[Guest blog post & original art by Melissa Birdwell, EfTA Intern]
Protect yourself from mosquitoes by regularly dumping out containers holding standing water and wearing CDC-approved mosquito repellent. This is especially important considering that West Nile continues to surface in our local mosquito population this season.
The mosquito mentioned in the image above, the Asian Tiger, is the vector for Dengue and Zika viruses. These mosquitoes are active during the daytime and readily bite humans. Emptying containers of standing water could protect you from diseases carried by the Asian Tiger Mosquito, as that will prevent them from breeding near your home.
The objects shown in the image above are only some of the possible containers that could house mosquito eggs and larvae. Something as small as a bottle cap could be enough to produce a new generation of mosquitoes in only seven days.
Melissa Birdwell completed an 80-hour internship with Environmental Services as part of the Education for Tomorrow Alliance Student Internship Program. She is a rising senior at The Woodlands Christian Academy and has an interest in biological research.
Education for Tomorrow Alliance is a nonprofit organization dedicated to connecting the business and education communities in Montgomery County, Texas. With innovative programs focused on career, leadership and STEM (science, technology, engineering and math) preparation, EfTA has become the portal through which business leaders can access and strengthen local education.
The Woodlands Township a proud partner of EfTA, providing four or more Interns each summer with valuable field and laboratory experience as part of the Mosquito Surveillance & Education Program.
The Montgomery County Mosquito Abatement team has detected the first and second mosquito samples to test positive for West Nile virus in The Woodlands Township. With this heightened risk of transmission residents should be diligent in protecting themselves and loved ones from mosquito-borne disease.

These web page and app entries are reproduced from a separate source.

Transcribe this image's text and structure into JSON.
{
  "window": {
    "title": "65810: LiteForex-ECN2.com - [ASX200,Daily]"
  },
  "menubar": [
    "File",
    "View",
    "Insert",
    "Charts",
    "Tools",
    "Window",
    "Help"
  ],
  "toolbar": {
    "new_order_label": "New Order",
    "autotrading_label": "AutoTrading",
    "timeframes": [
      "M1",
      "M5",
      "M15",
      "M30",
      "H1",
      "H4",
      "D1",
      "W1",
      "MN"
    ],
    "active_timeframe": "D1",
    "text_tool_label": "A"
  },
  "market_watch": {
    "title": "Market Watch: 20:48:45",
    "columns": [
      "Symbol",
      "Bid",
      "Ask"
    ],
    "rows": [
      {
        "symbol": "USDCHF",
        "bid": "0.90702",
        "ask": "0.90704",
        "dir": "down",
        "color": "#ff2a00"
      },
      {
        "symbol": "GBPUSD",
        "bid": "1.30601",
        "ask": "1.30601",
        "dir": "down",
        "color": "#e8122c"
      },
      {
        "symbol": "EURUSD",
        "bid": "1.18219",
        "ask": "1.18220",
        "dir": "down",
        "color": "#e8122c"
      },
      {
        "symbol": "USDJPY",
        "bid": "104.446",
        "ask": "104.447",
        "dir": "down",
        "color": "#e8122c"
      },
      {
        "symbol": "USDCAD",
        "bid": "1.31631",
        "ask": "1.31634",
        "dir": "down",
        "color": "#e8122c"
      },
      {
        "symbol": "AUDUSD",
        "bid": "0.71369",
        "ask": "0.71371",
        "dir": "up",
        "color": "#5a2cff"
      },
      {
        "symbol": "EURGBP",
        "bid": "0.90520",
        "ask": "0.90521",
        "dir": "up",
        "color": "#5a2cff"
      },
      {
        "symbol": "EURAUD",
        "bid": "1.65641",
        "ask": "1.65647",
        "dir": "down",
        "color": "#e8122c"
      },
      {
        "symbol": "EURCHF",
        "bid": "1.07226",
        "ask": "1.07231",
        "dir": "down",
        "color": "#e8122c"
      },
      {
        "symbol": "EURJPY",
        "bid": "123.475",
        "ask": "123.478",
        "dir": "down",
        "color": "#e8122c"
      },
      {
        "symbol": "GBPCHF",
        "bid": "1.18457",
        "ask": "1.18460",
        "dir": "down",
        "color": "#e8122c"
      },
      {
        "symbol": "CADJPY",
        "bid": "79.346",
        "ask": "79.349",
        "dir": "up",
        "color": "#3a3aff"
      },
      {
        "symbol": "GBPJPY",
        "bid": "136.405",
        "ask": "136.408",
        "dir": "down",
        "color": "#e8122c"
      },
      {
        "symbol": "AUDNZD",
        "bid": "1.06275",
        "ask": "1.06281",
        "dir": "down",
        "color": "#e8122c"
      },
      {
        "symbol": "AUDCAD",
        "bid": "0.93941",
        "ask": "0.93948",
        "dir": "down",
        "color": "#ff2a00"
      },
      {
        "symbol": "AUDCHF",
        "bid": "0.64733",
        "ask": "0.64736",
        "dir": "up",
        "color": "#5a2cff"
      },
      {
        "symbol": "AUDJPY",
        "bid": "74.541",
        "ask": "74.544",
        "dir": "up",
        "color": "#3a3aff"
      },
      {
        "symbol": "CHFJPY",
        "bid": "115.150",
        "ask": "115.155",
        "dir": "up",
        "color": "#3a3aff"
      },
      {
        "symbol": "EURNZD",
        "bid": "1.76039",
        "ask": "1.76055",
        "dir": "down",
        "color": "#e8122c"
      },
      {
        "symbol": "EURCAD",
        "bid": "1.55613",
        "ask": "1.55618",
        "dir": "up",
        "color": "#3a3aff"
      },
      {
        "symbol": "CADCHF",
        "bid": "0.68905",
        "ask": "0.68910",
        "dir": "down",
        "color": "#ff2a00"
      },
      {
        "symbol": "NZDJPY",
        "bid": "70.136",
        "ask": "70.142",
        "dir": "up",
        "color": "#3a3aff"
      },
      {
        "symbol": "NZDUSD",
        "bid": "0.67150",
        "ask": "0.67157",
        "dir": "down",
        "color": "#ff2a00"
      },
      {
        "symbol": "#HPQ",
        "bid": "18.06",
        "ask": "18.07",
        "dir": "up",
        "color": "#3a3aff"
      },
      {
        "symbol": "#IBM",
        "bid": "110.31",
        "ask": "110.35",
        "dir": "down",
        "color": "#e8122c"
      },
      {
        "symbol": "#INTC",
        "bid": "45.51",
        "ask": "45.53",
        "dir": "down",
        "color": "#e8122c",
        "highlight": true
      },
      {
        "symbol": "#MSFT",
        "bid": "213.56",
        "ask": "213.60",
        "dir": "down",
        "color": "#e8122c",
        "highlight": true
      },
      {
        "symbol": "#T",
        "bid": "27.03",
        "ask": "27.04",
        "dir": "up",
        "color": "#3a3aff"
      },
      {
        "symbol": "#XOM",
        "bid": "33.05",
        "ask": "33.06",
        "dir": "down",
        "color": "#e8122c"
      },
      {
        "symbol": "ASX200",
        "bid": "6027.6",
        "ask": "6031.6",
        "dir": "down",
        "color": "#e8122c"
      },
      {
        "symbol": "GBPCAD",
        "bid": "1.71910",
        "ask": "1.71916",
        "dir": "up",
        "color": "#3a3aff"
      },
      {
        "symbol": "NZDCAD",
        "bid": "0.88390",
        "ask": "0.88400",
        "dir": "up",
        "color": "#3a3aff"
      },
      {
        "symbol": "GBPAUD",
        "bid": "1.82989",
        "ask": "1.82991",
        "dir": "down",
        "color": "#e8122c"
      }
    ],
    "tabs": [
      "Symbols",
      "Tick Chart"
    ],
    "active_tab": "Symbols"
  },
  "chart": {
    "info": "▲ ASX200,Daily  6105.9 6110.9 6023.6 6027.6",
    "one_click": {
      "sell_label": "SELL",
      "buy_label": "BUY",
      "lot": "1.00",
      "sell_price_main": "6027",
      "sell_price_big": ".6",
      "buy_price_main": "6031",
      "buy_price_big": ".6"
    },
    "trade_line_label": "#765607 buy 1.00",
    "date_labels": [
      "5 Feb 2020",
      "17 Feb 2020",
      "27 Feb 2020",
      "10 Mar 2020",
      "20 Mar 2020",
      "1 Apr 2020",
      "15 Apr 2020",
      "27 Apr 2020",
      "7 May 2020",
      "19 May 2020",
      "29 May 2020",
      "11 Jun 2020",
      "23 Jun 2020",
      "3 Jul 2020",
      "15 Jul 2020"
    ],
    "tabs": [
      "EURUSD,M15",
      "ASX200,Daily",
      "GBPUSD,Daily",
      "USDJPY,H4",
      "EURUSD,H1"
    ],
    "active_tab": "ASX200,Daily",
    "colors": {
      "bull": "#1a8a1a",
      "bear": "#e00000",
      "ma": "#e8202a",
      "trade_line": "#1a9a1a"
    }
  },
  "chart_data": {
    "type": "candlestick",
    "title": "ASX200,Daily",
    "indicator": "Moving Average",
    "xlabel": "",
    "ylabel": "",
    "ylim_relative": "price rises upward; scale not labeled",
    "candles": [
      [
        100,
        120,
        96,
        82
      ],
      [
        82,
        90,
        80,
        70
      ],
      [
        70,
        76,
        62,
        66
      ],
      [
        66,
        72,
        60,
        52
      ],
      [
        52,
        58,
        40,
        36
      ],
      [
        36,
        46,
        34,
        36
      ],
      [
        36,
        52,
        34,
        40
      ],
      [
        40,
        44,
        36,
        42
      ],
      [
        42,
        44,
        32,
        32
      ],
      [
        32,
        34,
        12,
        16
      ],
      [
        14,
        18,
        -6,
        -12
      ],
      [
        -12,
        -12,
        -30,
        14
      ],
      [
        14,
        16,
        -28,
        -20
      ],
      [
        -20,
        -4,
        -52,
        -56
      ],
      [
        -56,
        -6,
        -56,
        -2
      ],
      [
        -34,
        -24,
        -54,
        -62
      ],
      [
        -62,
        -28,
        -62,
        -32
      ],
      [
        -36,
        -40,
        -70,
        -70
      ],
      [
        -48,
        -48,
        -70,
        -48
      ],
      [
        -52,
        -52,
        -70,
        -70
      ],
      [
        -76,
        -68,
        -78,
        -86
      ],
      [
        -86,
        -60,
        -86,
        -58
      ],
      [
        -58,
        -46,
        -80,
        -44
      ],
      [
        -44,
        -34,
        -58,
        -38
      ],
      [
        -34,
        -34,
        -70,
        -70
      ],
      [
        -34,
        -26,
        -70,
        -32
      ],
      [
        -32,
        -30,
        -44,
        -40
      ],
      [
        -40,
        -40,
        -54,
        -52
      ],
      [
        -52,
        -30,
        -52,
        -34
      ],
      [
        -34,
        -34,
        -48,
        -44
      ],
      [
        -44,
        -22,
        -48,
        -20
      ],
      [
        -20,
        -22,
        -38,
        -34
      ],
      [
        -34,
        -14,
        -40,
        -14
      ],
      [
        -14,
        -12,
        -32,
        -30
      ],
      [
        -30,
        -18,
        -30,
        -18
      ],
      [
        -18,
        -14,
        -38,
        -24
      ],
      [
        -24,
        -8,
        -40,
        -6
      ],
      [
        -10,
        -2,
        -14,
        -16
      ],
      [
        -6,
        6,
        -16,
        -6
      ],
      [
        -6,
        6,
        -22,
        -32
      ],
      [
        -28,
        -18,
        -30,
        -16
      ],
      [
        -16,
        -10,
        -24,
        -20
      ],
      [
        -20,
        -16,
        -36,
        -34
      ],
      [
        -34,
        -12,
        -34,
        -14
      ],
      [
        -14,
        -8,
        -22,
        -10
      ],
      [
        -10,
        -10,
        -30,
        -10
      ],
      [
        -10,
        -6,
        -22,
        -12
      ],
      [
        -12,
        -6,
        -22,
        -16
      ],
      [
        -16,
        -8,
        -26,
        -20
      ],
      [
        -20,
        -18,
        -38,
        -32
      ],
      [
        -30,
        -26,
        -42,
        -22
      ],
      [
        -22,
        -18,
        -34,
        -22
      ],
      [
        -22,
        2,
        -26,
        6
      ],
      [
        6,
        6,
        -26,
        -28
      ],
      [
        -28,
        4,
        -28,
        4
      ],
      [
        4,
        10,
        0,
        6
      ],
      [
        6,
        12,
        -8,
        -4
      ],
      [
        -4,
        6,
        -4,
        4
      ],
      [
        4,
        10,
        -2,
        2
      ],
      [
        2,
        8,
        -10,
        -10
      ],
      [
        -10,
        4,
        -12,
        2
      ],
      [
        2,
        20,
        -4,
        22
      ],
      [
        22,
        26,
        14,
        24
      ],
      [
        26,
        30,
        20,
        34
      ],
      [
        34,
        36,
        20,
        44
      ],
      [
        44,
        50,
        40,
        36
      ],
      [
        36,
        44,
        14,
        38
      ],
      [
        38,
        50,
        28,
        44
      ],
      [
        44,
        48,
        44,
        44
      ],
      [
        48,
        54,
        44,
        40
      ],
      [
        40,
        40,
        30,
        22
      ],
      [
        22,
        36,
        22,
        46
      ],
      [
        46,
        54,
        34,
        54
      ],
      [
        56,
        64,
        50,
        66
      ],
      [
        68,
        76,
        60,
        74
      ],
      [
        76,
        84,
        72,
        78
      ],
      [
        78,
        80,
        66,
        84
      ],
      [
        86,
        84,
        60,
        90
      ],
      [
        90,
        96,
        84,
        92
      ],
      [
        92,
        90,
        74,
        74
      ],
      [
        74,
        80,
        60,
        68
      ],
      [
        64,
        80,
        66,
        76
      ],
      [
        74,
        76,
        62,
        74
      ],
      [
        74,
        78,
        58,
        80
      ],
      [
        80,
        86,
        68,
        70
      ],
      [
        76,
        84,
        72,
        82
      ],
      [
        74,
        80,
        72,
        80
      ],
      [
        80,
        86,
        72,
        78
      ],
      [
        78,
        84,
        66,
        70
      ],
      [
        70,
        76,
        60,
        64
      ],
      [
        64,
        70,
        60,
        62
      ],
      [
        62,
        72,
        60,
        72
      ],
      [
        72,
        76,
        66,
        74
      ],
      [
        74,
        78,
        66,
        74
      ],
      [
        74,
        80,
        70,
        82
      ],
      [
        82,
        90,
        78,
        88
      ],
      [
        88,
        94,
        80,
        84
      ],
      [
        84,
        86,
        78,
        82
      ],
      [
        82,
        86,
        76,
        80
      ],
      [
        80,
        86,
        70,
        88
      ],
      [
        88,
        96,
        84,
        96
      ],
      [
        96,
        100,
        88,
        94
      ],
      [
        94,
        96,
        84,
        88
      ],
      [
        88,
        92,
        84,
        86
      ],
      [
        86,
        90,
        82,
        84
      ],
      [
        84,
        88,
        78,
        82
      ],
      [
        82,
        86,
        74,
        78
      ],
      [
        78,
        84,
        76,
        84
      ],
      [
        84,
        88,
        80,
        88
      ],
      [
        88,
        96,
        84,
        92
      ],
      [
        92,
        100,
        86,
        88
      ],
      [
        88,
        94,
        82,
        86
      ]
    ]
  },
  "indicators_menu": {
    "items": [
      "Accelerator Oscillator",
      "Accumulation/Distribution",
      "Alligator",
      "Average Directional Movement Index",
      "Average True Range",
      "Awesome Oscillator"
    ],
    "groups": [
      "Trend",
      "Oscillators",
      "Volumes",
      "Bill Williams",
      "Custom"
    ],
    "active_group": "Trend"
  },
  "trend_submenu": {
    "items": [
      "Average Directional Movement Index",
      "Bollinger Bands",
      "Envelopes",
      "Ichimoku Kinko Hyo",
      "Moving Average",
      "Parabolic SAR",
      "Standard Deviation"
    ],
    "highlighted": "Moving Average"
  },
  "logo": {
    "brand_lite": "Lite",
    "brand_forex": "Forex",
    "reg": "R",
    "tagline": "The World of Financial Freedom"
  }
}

There have been no reports of human West Nile virus cases in Montgomery or Harris Counties at this time by the Texas Department of Health Services. However, mosquito surveillance programs exist because detecting the virus in mosquitoes provides the early warning system that protects our community from infection.
Treatment of the affected areas has been completed. Please visit South County Mosquito Abatement to view a map of the treatment areas.
Do Your Part to Prevent Mosquito-Borne Disease…
Use mosquito repellent when you are outside – day or night. Choose one with an active ingredient recommended by the Centers for Disease Control : DEET, picaridin, IR3535, or oil of lemon eucalyptus are proven effective by research.
Monitor and eliminate all sources of standing water around your property.
Treat standing water that cannot be drained with a biological larvicide such as Mosquito Dunks® or Mosquito Bits® – which are available for purchase at local home and garden centers.
For more tips on protecting your family from mosquito-borne diseases, please visit the Mosquito Control webpage.
To schedule a presentation about reducing mosquitoes for neighborhoods or groups, please call The Woodlands Township Environmental Services at 281-210-3800.
Montgomery County Mosquito Abatement has confirmed that a sample of mosquitoes from a surveillance site in The Woodlands Township within South Montgomery County has tested positive for West Nile virus. The Township urges residents to be diligent in taking precautions to protect themselves and loved ones from the mosquito-borne disease.